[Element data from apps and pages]
================

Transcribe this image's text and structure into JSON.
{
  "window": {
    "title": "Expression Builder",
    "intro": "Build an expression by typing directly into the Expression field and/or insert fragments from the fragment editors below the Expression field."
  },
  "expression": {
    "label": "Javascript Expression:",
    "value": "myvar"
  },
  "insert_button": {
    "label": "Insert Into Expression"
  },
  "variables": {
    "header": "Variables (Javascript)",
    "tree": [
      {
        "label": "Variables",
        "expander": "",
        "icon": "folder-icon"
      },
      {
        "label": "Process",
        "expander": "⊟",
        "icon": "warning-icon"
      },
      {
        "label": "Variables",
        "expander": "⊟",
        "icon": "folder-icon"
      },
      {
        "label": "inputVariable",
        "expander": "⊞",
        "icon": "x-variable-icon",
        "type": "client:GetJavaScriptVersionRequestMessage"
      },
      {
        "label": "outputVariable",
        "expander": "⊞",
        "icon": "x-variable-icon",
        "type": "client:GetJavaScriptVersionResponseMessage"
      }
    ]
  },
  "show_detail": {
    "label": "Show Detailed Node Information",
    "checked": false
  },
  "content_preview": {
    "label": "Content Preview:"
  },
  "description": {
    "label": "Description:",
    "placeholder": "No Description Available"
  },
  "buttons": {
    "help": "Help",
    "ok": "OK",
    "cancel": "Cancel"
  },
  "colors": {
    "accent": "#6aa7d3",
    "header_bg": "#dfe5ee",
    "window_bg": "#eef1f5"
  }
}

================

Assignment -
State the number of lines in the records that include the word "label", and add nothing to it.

Task result -
10